High Street: Left High and Dry

Problems getting credit have stalled or dashed hopes for many Houston developments, leaving vacant sites, ratty construction fences, and more than a few misleading “coming soon” signs touting unachievable goals. Off Westheimer just west of Mid Lane, though, we’ll have a much bigger and longer-lasting reminder of changed fortunes to look at, for a good long while: The steel frame of the first building in Trademark Property’s High Street project.

Work has stopped.

What happened?


Nancy Sarnoff tries to explain:

Trademark locked in financing for its $105 million development earlier this year and started building the first of multiple mixed-use buildings planned for the 7-acre site.

The property, on the north side of Westheimer between the West Loop and Highland Village, formerly housed the Central Ford dealership.

Still, Tommy Miller of Trademark said there could be a silver lining to postponing the project. Building costs are falling as fewer projects are being developed.

“Hopefully this delay is going to result in lower construction costs overall,” Miller said.

When it’s complete, High Street will include 100,000 square feet of retail space, 80,000 square feet of office space and 233 residences, according to the developer.

Miller wouldn’t say how much space had been leased, but that the company wants to secure more tenants before restarting the project.

Photos: Swamplot inbox

4 Comment

  • That’s one big pigeon loft.

  • There are problems with Boulevard Place as well.

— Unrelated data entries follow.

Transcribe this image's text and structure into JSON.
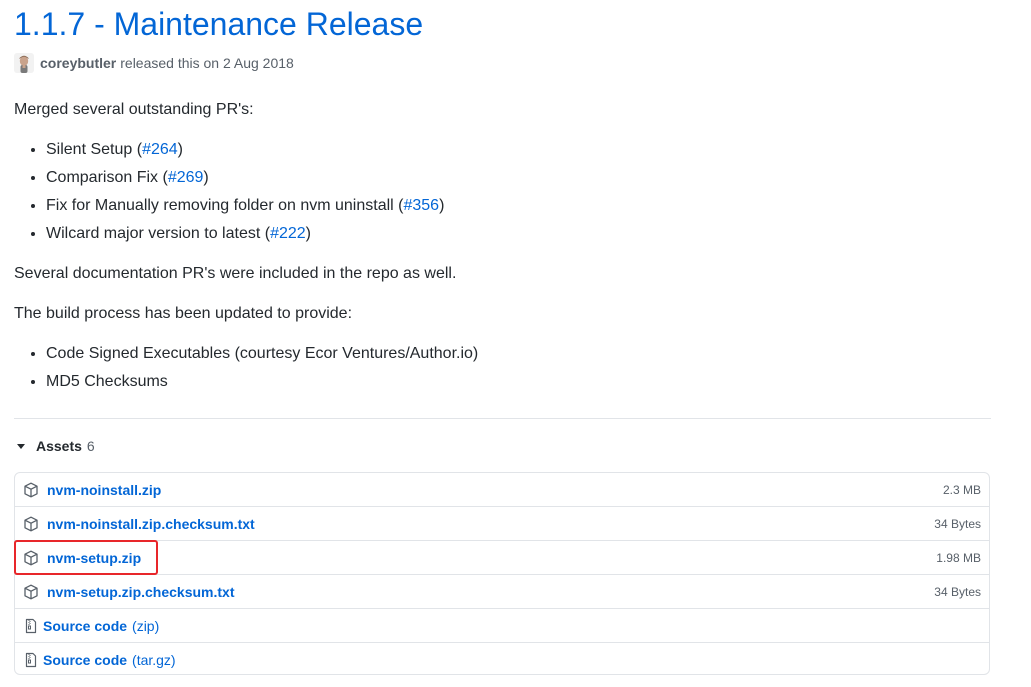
{
  "release": {
    "title": "1.1.7 - Maintenance Release",
    "author": "coreybutler",
    "released_text": "released this on 2 Aug 2018"
  },
  "notes": {
    "intro": "Merged several outstanding PR's:",
    "prs": [
      {
        "text": "Silent Setup (",
        "link": "#264",
        "suffix": ")"
      },
      {
        "text": "Comparison Fix (",
        "link": "#269",
        "suffix": ")"
      },
      {
        "text": "Fix for Manually removing folder on nvm uninstall (",
        "link": "#356",
        "suffix": ")"
      },
      {
        "text": "Wilcard major version to latest (",
        "link": "#222",
        "suffix": ")"
      }
    ],
    "docs_note": "Several documentation PR's were included in the repo as well.",
    "build_intro": "The build process has been updated to provide:",
    "build_items": [
      "Code Signed Executables (courtesy Ecor Ventures/Author.io)",
      "MD5 Checksums"
    ]
  },
  "assets": {
    "label": "Assets",
    "count": "6",
    "files": [
      {
        "name": "nvm-noinstall.zip",
        "size": "2.3 MB",
        "icon": "package-icon"
      },
      {
        "name": "nvm-noinstall.zip.checksum.txt",
        "size": "34 Bytes",
        "icon": "package-icon"
      },
      {
        "name": "nvm-setup.zip",
        "size": "1.98 MB",
        "icon": "package-icon"
      },
      {
        "name": "nvm-setup.zip.checksum.txt",
        "size": "34 Bytes",
        "icon": "package-icon"
      }
    ],
    "sources": [
      {
        "label": "Source code",
        "ext": "(zip)",
        "icon": "file-zip-icon"
      },
      {
        "label": "Source code",
        "ext": "(tar.gz)",
        "icon": "file-zip-icon"
      }
    ]
  },
  "colors": {
    "link": "#0366d6",
    "highlight": "#e8262a",
    "muted": "#586069"
  }
}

I think project will be halted there soon as well.

  • I think that in hindsight, Trademark will appear to be the smart one in the bunch by taking the hit to stop construction now, rather than opening into a bleak market. They have to be out quite a bit of $$$ to stop at this point (not to mention carry costs), but most of these mixed use projects are facing similar issues at the moment.
    I don’t buy his reasoning about cheaper construction costs down the road. Granted we are currently in a deflationary environment, but with the FED printing money like mad, inflation awaits. My experience with these kinds of situations is that prices NEVER seem to go down, as many of the subs will want to rebid to cover their previous screw-ups in bidding.

    I’ve heard the same thing about Wulfe’s Boulevard Place project (having issues with tenants that can’t get financing). Midway continues to sing sunny days about their Town & Country redevelopment but it will be interesting to see if they can close their pre-lease commitments as the space comes online next year.

  • I drove by this Christmas Eve and saw workers there. I remember thinking that those guys must be glad to still have their construction jobs. Sad to see all these construction workers out of work.